Part of the drive to bring down the ASPs of PCs is to kick start the broader upgrade cycle in consumer markets and perhaps compete more with tablets in the entry level PC space (first time PC/tablet buyers). There is some sound logic to this. However, with “good enough” computing established in these markets, the concern would be that nearly the whole market would gravitate to these lower cost PCs and cause a sweeping shift in price points to the lower end where margins will be even further squeezed for the OEMs. Overall, our concern is the destruction of the “value and premium” segments of the market with “good enough” options being offered in the <$400 PC market.
Using my viewpoint of what happens with low cost tablets in consumer markets, I feel it would be smarter if vendors left the bottom to those tablets and focused on features and functions that will remain “valued” by end users.

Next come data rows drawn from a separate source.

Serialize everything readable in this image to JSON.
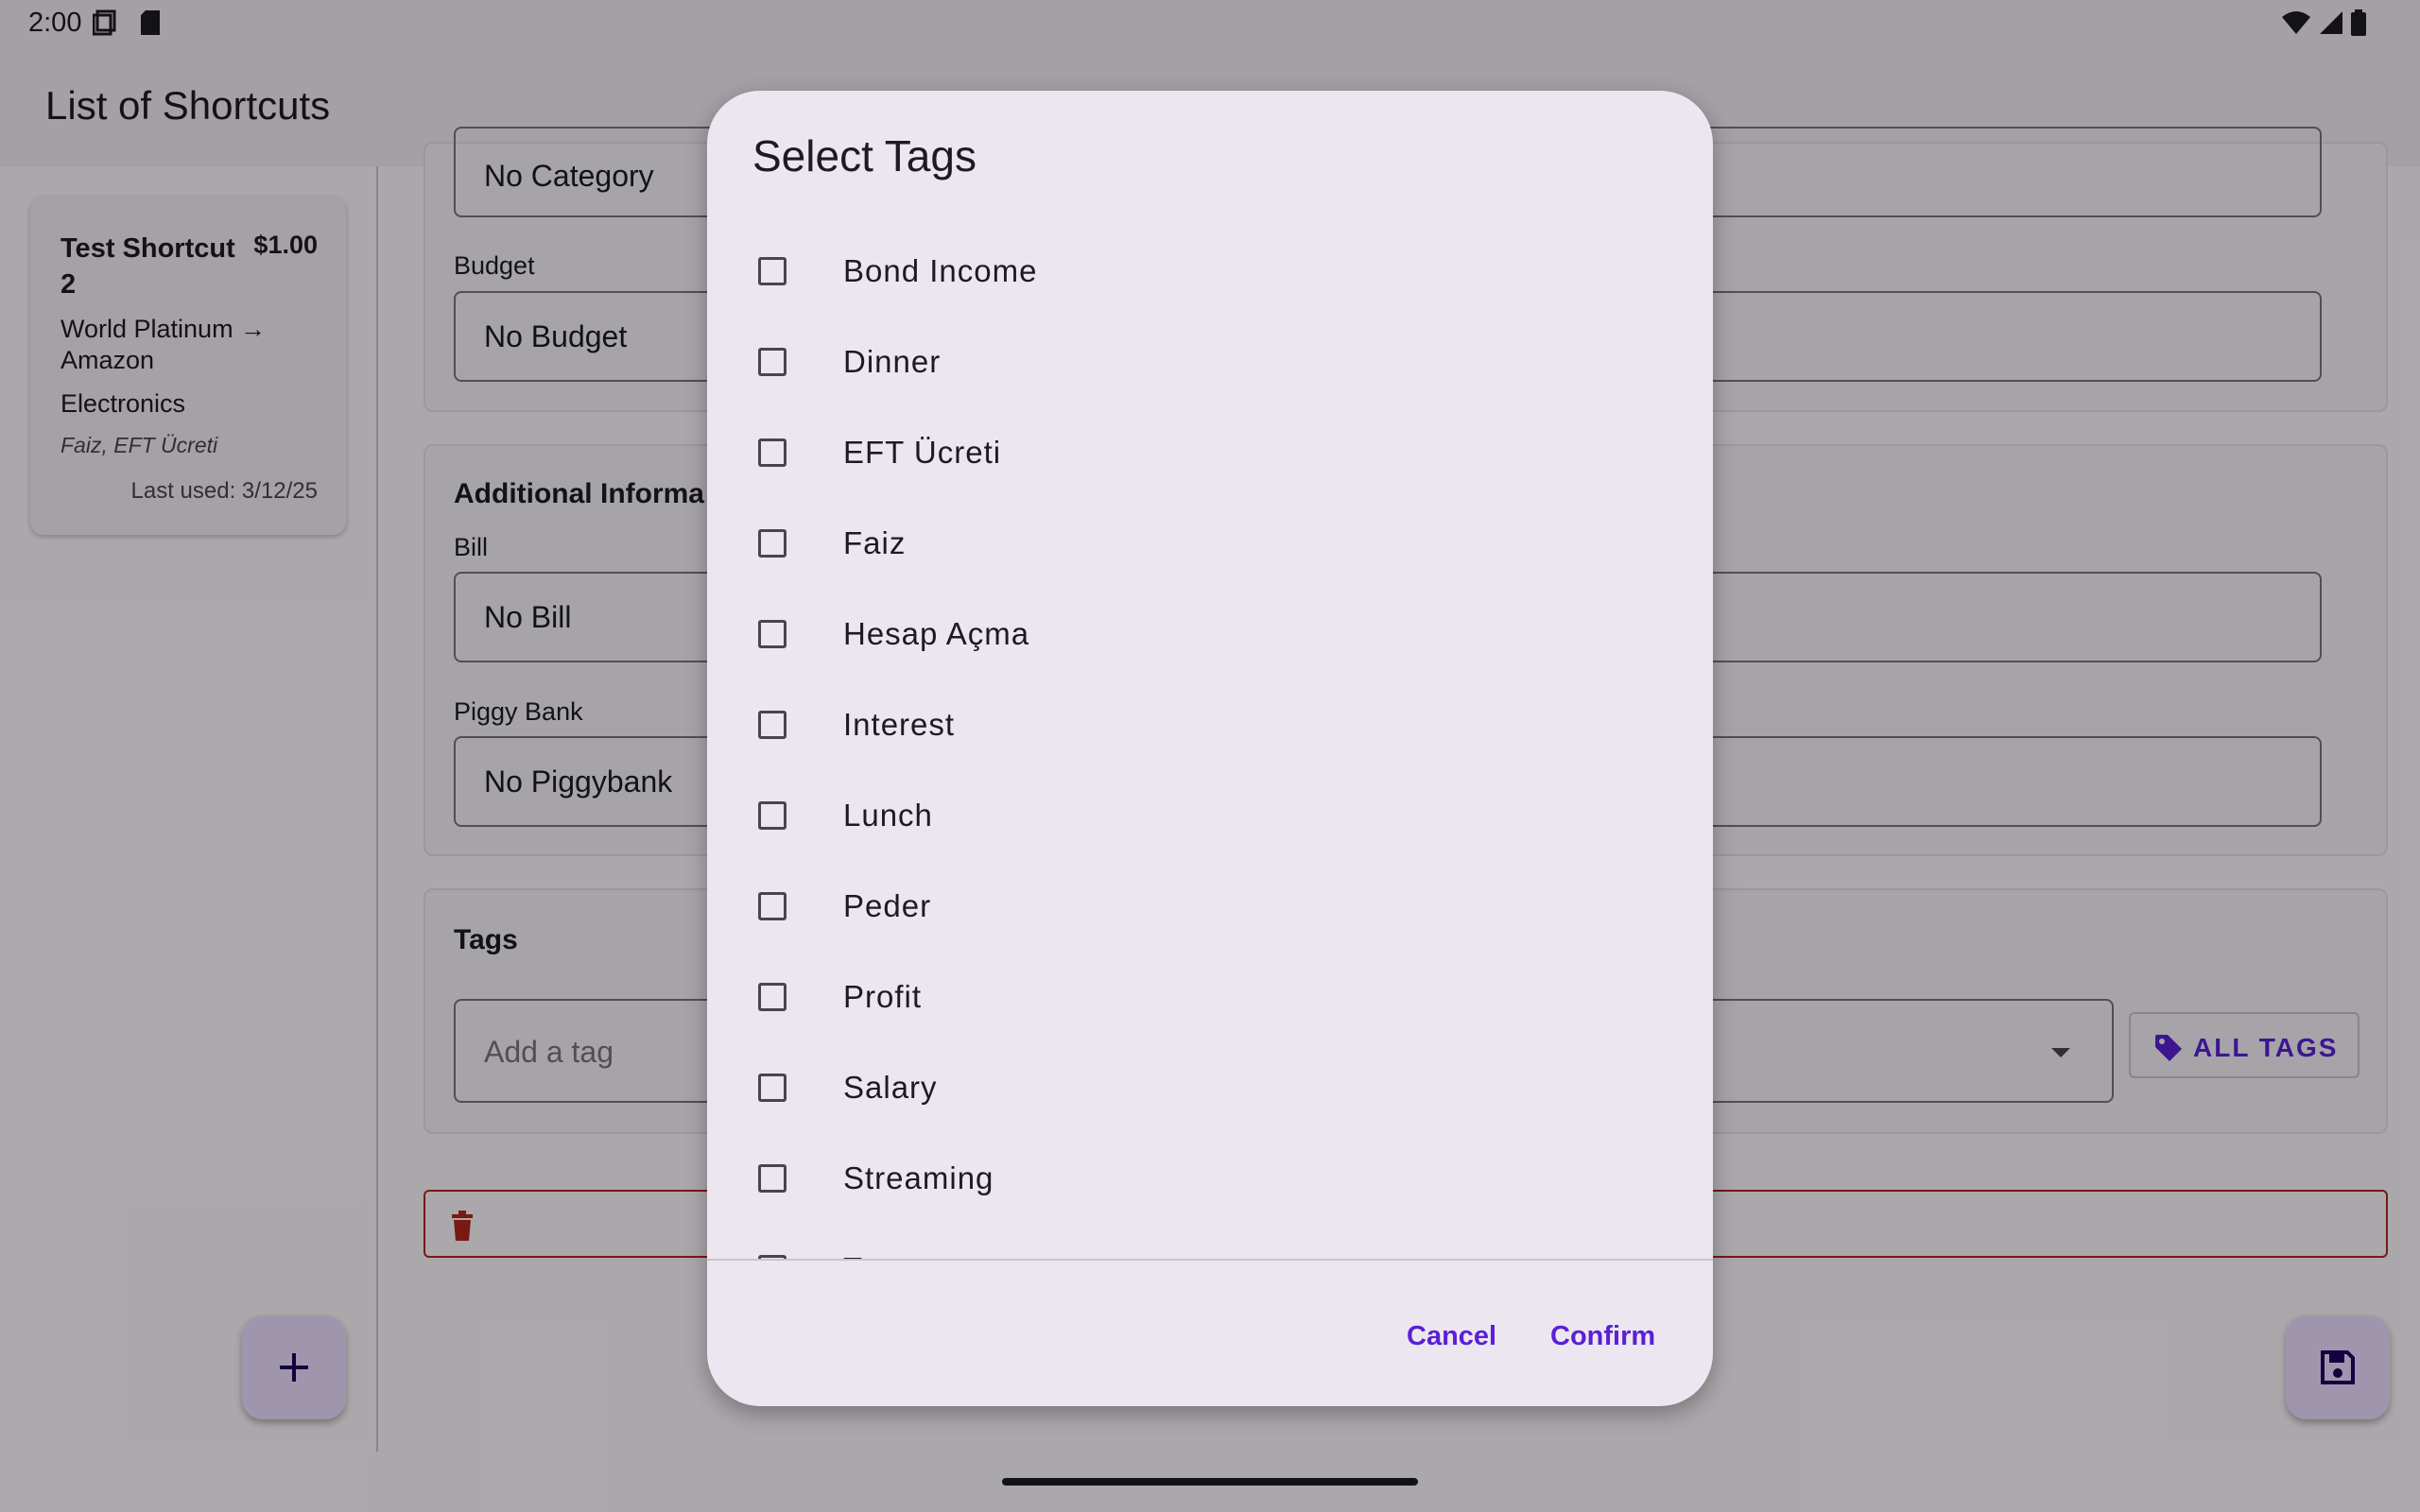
{
  "status_bar": {
    "time": "2:00"
  },
  "app_bar": {
    "title": "List of Shortcuts"
  },
  "shortcut_card": {
    "name": "Test Shortcut 2",
    "amount": "$1.00",
    "route": "World Platinum → Amazon",
    "category": "Electronics",
    "tags": "Faiz, EFT Ücreti",
    "last_used": "Last used: 3/12/25"
  },
  "form": {
    "category_value": "No Category",
    "budget_label": "Budget",
    "budget_value": "No Budget",
    "additional_title": "Additional Informa",
    "bill_label": "Bill",
    "bill_value": "No Bill",
    "piggy_label": "Piggy Bank",
    "piggy_value": "No Piggybank",
    "tags_title": "Tags",
    "tag_placeholder": "Add a tag",
    "all_tags_label": "ALL TAGS"
  },
  "dialog": {
    "title": "Select Tags",
    "options": [
      "Bond Income",
      "Dinner",
      "EFT Ücreti",
      "Faiz",
      "Hesap Açma",
      "Interest",
      "Lunch",
      "Peder",
      "Profit",
      "Salary",
      "Streaming",
      "Tax"
    ],
    "cancel_label": "Cancel",
    "confirm_label": "Confirm"
  },
  "colors": {
    "accent": "#5a1fd6",
    "danger": "#b3261e",
    "scrim": "rgba(0,0,0,0.32)"
  }
}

I can see a scenario where consumers start to gravitate to desktops in their homes instead of notebooks. They can use the tablet or their smartphone as their mobile PC and pair it with a desktop for their fixed PC usage. Due to the lengthy refresh rates, our research indicates consumers would spend more on these PCs because they intend to hold onto them because they want to them last longer than previous upgrade cycles. Those who need notebooks because they are traveling or are mobile workers will still utilize and spend on the product because of its value to them from a productivity standpoint. Bottom line, I believe there is still money to be made in PC hardware if Microsoft and the vendors can avoid letting certain players collapse the ASP of the PC category. Should the race to the bottom happen, even those who would pay more because of the intrinsic value the PC provides will no longer have to since they can get the same features as mid and even high end PCs at rock bottom prices.

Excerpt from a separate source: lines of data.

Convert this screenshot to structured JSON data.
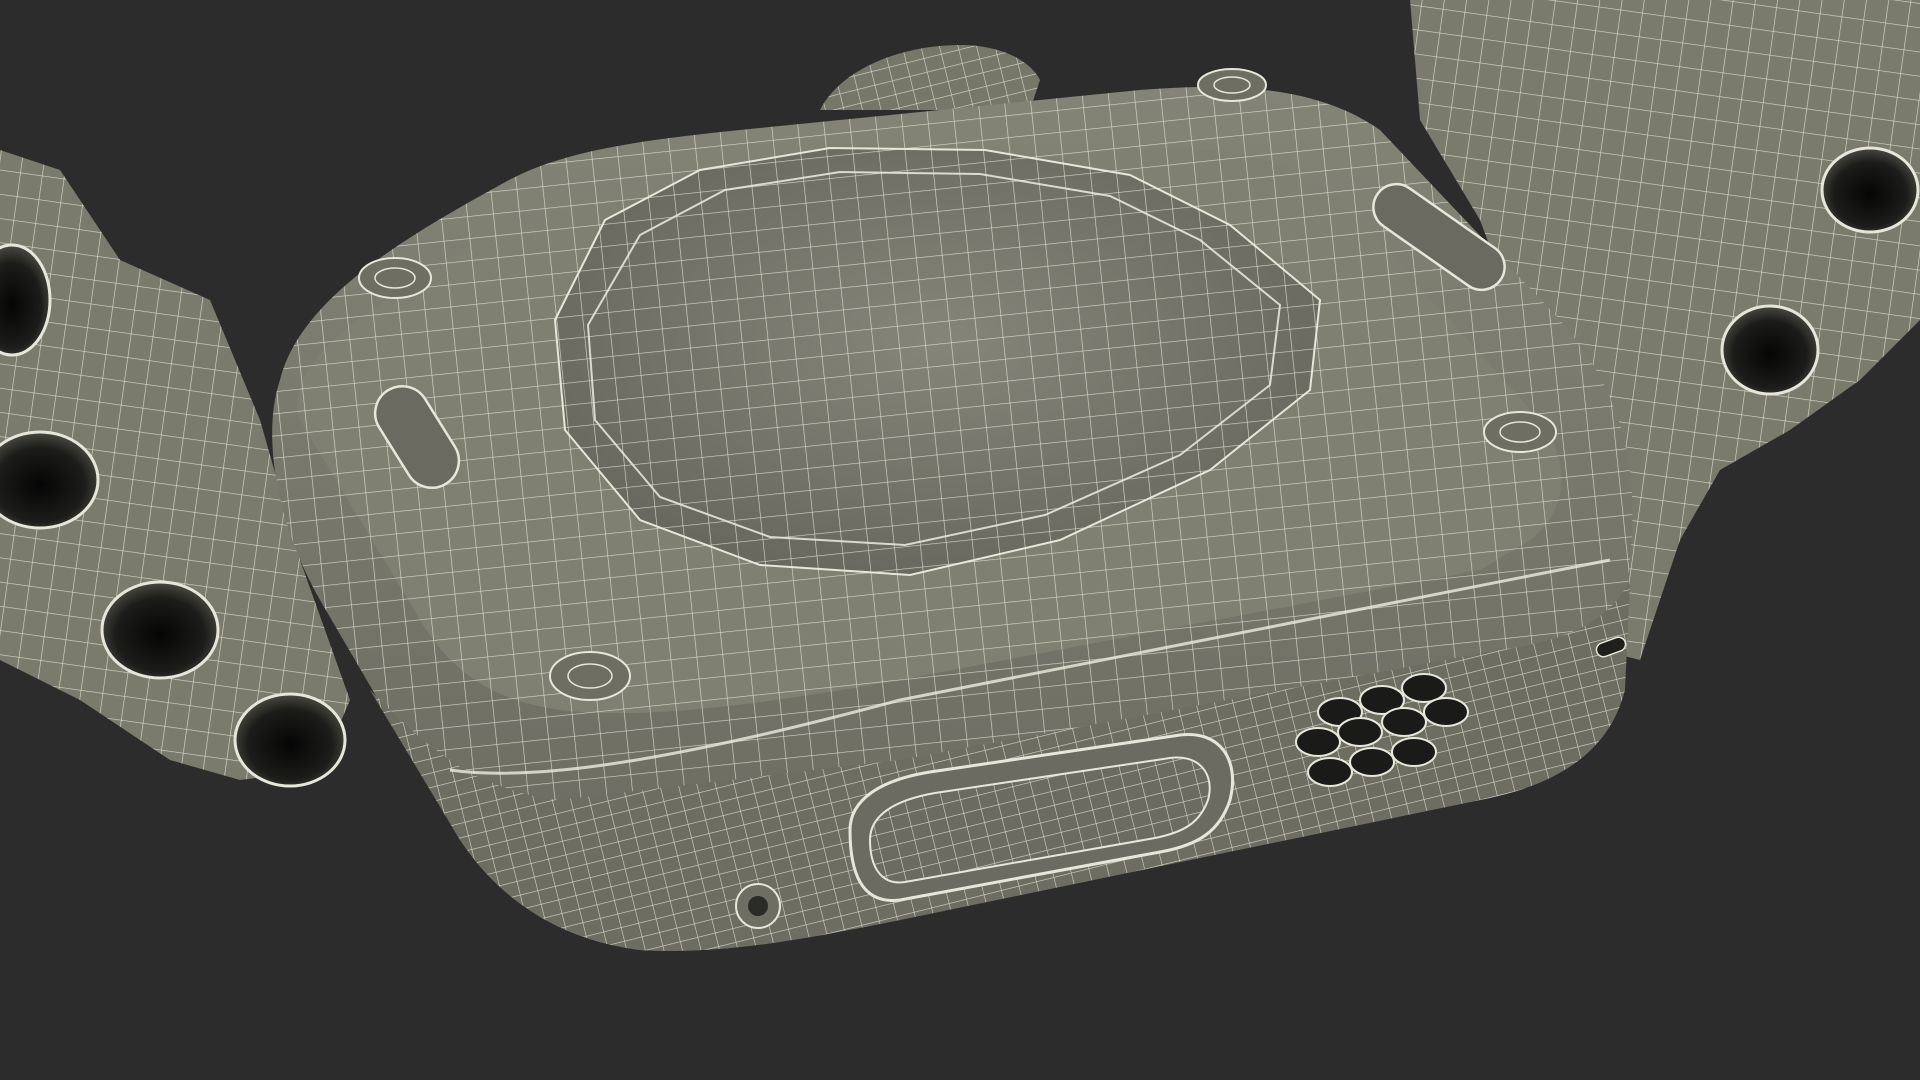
{
  "scene": {
    "subject": "wireframe-render-watch-rear-with-band",
    "render_style": "wireframe-over-shaded",
    "colors": {
      "background": "#2c2c2c",
      "surface": "#7b7b6e",
      "surface_light": "#8c8c7f",
      "surface_dark": "#5e5e54",
      "wire": "#e6e6da",
      "hole": "#141414"
    }
  }
}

Eventually, I can see the PC market going one of two ways. Either it becomes a race to the bottom and only a few current vendors are left standing or value can remain in the category. Ultimately, it is up to Microsoft and the Windows OEMs to decide which future they want.